Our first boat was a Sunfish, and wow, were we proud. My parents had taken a boaters' safety class, and learned the bare essentials of sailing. We were all set. I can't remember sailing before this, so the experience was new for me. My American grandparents had exposed me to motor boats, and Dad's best friend in Sweden had a motor boat on Nordsjön, but as all sailors know, sailing is NOTHING like being on a motor boat.
Sailing is more like flying. When you hit the wind just right as you “hard alee”, you can hear that wa-oomp as the sail fills, feel the lift and pull as the craft takes off, and then there's only the waves lapping and the wind whistling, no motor, or diesel fumes to spoil the experience. Magic.
A Sunfish is not a big boat, but it's a perfect starter boat. You don't need an “official” boat ramp. You attach wheels to the back of it, pick it up by the handle on the front, walk it into the water, remove the wheels, raise the one sail, and you're off. (Ok, you do have to attach the rudder, and once your clear of the bottom of the creek, lower the center board, as my sis pointed out as she proof read me.) Bring a paddle with you, because there is no emergency, helper motor. And since there is only the one sail, you don't have to learn about the gib vs. the main sail and how to maximize their working relationship. Nor do you need a spinnaker for the “run” home.
It's supposed to seat two. In the small cockpit. But we were a family with three kids. This meant that we were never together as a family on that boat. To this day I don't know how my parents rotated who took which kid and when. I do remember my dad had all three of us kids precariously perched that one time. You're not really supposed to have anyone in front of the mast, but that was the most coveted spot. You didn't have to duck during a tack, and you can stick your hands and feet in the water (if you could get away with it, that is...does slow things down and mess up the trajectory a bit on a craft this size...and these are acts that would never escape Dad's notice...)
Dad is an instinctive sailor, born for it. He took what he learned and just went for it. Like an old salt, he'd watch the sails, and the ripples of the wind in them, and the “tell-tales”. (They look like pieces of yarn that someone forgot to cut off while making the sails, but you want them laying nicely on the sail, parallel to the cockpit.) He knew which tack to pick, he knew when it was time to turn for home so that the dying winds wouldn't be ready for their obituary before we made the channel. I love sailing with him.
Mom, though a competent sailor, is more of an adventurer. She doesn't mind tipping over the boat, getting stuck literally up the creek. She, as in all parts of life, is along for the ride and the lovely people she'll meet along the way.
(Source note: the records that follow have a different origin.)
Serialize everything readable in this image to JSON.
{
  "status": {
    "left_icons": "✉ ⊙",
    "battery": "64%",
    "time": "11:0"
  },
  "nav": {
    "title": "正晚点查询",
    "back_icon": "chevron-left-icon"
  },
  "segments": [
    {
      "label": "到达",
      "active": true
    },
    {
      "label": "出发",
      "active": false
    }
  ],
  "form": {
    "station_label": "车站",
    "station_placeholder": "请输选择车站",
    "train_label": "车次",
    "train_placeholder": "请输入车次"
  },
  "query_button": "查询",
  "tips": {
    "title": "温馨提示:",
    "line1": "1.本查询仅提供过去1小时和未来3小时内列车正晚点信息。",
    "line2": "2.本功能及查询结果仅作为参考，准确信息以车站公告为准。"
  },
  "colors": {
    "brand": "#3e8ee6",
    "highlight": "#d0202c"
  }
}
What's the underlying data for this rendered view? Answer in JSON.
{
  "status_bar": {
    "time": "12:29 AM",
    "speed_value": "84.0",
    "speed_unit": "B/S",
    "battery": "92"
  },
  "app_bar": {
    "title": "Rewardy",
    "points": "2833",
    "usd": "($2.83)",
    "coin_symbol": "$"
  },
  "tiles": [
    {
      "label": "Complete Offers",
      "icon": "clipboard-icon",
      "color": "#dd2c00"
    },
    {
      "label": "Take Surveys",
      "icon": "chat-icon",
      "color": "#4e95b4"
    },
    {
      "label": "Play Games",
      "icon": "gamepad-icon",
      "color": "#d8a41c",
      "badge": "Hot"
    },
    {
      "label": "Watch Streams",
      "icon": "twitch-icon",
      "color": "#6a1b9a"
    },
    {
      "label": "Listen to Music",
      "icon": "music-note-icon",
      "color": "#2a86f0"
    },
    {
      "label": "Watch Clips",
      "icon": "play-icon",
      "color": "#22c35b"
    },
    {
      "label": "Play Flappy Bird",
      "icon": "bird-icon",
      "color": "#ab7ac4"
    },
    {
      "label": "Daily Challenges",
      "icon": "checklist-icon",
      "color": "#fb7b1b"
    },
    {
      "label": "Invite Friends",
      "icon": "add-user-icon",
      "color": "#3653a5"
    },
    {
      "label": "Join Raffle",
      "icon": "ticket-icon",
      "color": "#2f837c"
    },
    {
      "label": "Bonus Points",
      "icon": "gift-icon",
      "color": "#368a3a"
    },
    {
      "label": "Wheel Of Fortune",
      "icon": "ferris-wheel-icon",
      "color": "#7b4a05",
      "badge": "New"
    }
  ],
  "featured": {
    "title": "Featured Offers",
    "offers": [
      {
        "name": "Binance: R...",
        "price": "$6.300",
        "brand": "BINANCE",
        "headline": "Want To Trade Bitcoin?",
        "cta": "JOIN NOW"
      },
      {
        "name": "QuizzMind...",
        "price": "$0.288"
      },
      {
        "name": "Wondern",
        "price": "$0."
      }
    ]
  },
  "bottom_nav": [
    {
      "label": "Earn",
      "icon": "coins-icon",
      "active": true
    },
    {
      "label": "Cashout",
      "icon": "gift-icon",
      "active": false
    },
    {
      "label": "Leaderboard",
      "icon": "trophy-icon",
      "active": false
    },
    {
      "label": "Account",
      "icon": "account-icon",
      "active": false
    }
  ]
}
There are days that I'm in the mood for that, but it's not usually on a boat. When I'm sailing, what I want is solitude, waves, and relaxation of the most relaxing kind. I don't find it relaxing trying to right a boat in murky water, and then paddle it home in the doldrums, after having spent an hour “meeting the nice people in the red house at the end of the creek.” What I want is what Dad also wants out of sailing. Hours upon hours of the only words spoken being, “Ready about!” “Hard alee!” And then, unfortunately, “I think we should head home now.”
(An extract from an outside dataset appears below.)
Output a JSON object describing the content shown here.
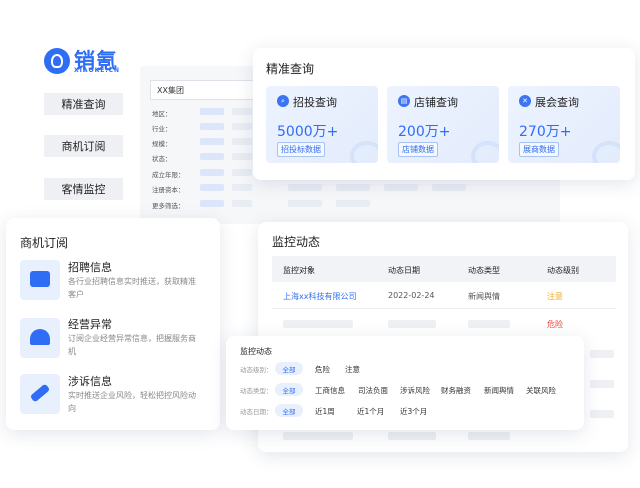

I started this post about boats, and was going to tell you how we ended up with a 36' cabin cruiser that slept six...but it went elsewhere. Guess I'll save those stories for another day. After all, it took four more boats to get there...